An Internet Protocol (IP) address functions a lot like a real-world home or return address on mail. An IP address is assigned to your computer or laptop by your Internet Service Provider (ISP) through your router. More specifically: your router will assign each device accessing the internet through it an individual local IP address, but on the internet each of the devices will display the same online IP address.
How does it work?
Like a home address, it is used by the receiver of your information to send information back to you. You ‘mail’ your login details to a website, the website then checks this information and sends the relevant information, a successful or failed login in this instance, back to your IP address where you will receive this information on your Personal Computer (PC) or laptop. If multiple PC’s or laptops are accessing your home internet, the router will then use your device’s local IP address to make sure it gets back to you and not another device accessing the internet through the same modem.

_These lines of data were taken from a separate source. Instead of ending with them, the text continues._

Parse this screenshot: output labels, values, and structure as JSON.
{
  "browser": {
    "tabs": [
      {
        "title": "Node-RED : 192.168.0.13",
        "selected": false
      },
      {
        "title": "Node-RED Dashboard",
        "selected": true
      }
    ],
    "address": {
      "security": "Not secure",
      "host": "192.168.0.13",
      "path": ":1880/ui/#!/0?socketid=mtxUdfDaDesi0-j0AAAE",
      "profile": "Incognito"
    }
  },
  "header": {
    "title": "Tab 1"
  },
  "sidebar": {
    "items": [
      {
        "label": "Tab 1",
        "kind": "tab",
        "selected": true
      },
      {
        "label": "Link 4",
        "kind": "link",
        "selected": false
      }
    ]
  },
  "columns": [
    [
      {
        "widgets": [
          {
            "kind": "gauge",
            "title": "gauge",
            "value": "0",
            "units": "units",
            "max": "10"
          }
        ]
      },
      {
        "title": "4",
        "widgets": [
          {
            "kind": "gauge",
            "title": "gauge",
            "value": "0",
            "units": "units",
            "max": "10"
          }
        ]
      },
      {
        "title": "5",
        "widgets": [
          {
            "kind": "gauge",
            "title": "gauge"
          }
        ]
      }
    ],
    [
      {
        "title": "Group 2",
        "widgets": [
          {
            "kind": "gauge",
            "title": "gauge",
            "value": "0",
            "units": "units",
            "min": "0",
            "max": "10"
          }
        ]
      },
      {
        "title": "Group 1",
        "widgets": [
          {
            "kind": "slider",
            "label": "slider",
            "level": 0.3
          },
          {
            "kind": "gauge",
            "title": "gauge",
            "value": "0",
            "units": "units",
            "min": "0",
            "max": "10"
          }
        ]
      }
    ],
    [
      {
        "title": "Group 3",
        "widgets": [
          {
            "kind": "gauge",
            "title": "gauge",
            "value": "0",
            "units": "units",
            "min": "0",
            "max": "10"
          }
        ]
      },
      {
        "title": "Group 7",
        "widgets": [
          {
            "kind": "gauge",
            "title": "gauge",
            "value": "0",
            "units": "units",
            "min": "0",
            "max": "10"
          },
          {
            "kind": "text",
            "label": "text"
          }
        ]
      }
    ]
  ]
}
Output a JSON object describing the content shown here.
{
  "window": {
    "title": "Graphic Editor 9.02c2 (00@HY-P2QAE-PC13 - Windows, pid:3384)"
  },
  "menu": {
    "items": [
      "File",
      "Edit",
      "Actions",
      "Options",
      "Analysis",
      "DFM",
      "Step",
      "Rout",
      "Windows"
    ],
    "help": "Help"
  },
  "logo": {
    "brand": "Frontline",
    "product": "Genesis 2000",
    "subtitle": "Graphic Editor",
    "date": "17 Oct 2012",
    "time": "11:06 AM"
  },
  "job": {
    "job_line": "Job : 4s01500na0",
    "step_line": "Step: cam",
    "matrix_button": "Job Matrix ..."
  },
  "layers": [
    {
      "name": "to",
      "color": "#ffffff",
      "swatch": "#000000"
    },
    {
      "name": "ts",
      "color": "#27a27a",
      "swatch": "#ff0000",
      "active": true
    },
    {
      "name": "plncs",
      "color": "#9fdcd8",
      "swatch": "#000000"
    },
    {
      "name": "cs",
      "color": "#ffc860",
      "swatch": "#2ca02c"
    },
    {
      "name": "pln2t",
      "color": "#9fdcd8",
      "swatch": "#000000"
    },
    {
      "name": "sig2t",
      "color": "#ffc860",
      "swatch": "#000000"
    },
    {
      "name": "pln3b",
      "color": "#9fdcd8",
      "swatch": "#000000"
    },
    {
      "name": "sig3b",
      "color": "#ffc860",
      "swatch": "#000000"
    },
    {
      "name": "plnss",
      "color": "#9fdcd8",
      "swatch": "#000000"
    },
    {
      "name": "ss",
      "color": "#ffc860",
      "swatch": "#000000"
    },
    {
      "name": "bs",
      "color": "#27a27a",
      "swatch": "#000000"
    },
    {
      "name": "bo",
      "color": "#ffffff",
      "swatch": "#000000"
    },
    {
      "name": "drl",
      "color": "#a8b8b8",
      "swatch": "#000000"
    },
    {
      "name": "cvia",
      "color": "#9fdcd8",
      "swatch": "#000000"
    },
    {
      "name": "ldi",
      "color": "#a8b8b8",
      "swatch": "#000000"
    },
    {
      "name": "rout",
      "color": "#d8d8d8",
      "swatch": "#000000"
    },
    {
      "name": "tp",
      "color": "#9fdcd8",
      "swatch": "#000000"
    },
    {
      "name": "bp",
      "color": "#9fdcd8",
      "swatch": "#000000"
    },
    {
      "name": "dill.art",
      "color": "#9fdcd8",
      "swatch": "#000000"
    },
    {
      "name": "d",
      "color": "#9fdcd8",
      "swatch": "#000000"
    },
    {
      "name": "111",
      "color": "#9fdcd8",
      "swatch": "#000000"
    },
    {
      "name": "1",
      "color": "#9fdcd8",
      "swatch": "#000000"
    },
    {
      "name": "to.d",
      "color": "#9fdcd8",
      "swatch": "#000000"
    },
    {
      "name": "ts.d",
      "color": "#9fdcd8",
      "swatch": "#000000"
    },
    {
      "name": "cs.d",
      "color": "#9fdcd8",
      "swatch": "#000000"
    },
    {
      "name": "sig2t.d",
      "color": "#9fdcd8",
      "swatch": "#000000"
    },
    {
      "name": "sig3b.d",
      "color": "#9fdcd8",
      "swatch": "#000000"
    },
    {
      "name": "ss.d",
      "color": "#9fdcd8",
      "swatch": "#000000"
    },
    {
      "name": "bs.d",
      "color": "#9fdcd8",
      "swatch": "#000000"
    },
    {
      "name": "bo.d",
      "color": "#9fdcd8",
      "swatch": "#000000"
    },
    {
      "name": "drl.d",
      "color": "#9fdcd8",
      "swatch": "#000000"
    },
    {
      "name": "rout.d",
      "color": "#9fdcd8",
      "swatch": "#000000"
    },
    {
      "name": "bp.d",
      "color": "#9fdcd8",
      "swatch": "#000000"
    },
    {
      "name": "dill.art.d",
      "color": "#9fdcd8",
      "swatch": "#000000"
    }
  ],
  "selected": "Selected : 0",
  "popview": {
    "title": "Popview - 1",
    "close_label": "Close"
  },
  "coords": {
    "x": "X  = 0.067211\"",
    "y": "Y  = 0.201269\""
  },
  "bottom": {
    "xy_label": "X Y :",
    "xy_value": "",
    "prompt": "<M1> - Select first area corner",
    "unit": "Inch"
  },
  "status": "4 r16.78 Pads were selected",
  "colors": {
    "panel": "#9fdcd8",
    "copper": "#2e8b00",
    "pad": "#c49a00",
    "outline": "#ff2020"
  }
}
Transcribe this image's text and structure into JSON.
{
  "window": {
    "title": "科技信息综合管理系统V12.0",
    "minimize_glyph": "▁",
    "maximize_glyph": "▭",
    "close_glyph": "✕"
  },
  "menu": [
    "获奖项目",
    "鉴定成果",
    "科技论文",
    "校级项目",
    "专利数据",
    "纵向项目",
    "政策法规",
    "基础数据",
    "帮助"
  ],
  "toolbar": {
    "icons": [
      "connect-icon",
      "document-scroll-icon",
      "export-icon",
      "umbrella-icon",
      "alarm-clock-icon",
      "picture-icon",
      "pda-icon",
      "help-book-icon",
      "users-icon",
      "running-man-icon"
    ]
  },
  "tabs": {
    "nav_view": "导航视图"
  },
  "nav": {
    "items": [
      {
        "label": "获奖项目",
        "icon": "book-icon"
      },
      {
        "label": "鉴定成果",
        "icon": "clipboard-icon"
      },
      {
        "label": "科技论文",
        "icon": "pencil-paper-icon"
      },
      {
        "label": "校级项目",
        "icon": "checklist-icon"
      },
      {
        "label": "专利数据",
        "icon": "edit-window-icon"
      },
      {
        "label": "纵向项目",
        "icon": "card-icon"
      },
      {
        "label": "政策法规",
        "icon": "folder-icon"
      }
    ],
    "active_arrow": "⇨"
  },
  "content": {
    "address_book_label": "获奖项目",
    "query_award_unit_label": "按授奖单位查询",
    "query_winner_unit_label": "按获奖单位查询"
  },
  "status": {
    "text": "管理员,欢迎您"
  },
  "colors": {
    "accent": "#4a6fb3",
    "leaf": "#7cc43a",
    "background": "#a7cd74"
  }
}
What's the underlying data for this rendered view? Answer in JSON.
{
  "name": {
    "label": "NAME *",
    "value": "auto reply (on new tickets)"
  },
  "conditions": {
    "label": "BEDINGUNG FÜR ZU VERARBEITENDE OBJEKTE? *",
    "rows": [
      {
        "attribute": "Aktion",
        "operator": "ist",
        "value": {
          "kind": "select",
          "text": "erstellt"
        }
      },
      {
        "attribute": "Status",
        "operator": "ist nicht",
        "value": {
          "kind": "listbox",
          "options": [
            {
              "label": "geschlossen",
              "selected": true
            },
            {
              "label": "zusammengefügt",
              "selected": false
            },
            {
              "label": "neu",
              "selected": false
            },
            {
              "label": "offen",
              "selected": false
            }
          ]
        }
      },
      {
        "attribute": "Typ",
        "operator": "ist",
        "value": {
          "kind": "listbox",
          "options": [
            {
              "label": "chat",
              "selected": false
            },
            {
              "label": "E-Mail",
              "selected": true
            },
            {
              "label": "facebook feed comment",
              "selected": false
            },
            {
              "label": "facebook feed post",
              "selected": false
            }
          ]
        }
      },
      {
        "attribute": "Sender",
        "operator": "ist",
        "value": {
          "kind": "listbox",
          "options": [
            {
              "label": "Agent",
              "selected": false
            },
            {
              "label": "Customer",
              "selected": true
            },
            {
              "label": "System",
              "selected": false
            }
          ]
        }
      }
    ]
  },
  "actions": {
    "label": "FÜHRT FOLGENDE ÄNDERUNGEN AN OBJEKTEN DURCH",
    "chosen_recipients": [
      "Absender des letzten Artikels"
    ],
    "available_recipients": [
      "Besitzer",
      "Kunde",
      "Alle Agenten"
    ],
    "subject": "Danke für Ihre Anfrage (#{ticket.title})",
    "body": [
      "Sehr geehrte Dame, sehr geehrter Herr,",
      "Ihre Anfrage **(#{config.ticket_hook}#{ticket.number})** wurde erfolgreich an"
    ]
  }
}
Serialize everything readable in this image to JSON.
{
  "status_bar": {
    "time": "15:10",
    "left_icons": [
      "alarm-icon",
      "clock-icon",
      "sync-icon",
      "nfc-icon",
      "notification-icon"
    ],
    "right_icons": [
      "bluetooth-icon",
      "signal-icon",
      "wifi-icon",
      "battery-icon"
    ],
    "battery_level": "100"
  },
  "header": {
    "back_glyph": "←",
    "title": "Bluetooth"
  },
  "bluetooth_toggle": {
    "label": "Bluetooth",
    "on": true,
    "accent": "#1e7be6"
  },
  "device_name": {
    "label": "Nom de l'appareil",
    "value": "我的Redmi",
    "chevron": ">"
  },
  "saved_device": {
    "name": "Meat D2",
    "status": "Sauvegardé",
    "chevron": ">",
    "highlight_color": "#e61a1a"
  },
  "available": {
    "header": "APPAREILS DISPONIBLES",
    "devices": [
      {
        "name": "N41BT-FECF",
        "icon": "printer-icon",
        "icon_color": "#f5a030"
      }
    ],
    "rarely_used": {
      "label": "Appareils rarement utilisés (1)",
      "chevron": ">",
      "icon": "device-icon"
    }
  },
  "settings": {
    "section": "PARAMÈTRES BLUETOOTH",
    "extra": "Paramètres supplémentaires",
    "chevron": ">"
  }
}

Types of IP Address
There are two types of IP address: static and dynamic. A static IP address is one that you configure yourself by editing your computer’s network settings. This is the rarer of the two and can create network issues if done without a keen knowledge of IP (Internet Protocol). Dynamic addresses are far more common. They’re assigned by the Dynamic Host Configuration Protocol (DHCP), a service running on your home network. A DHCP is most commonly run on network hardware such as a router or a dedicated DHCP server. In most households, the former will be the case, with the router assigning local and internet IP addresses.
Whether sending an E-Mail, logging-in to a website or entering in payment and shipping details, your information request needs to be sent to the right destination, and the response information needs to come back to you. IP addresses make this happen.
As previously mentioned, an IP address is assigned to your home computer by your Internet Service Provider (ISP). Since ISP’s give you access to the Internet, it is their role to assign an IP address to your computer. Every information and access request is sent through them, and they know to route it back to you specifically by using your IP address.
IP addresses differ from a home address in some ways though. Unlike your home address, your IP address can change. Something as simple as turning your modem or router on and off will change your IP address, and you can even contact your Internet service provider and have them change it for you, should the need arrive.
It stays at home
Much like your home address, you don’t take your IP address around with you. If you check your IP address at home, it will (mostly) stay the same; take your laptop to your local coffee shop and hop on their Wi-Fi and you’ll notice that your IP address is different. Furthermore, unlike at home where your IP address will normally stay the same, your IP address at the coffee shop will likely be different each time. This is because public Wi-Fi systems assign a random, non-unique, temporary IP address to a user each time they access it. Once you’ve left the coffee shop, your laptop leaves that IP address with it.
IP addresses and websites
Every domain has an IP address assigned to it. However, these IP addresses are usually not unique. FQDN’s (Fully Qualified Domain Names) were developed as a means for web hosting servers to handle the ever-increasing number of websites in need of a unique address. Aside from FQDN’s, there are dedicated IP addresses which are unique Internet addresses assigned exclusively to a single hosting account. Shared hosting accounts share a server’s IP address and cannot have a dedicated IP. For instance: www.example.com, random.org and infinitum.net could all be on a shared hosting account, sharing the same IP address 18.104.22.168 – it is their FQDN that points visitors toward their website. However, large amounts of traffic to www.example.com and random.org can negatively affect infinitum.net’s user speed due to so much traffic on the shared IP address. This is where dedicated IP addresses come in handy. They are completely unique, only your FQDN uses that IP address, so traffic on other websites can never influence your website. A dedicated IP address also lets people visit your website by typing in your IP address into the search bar, instead of the FQDN – however, this isn’t a particularly useful feature as FQDN’s are easier to memorize and type than an IP address.
IP and SSL
SSL Certificates were once able to be issued to IP addresses, but a CA/B Forum (Certificate Authority Browser Forum) guideline effective from October 1st 2016 saw this practice banned by all trusted Certificate Authorities (CA). This is because, as previously mentioned, non-dedicated IP addresses are not unique, thus a person could have a CA issue them a copy Certificate of an IP address and use it for intercepting transmissions. It was also once the case that a website needed a dedicated IP in order to install an SSL Certificate. This is no longer the case – a website’s IP address could change 100 times in a day without affecting its SSL Certificate. Nowadays, all that is required to have an SSL Certificate issued to a website is a Fully Qualified Domain Name (FQDN).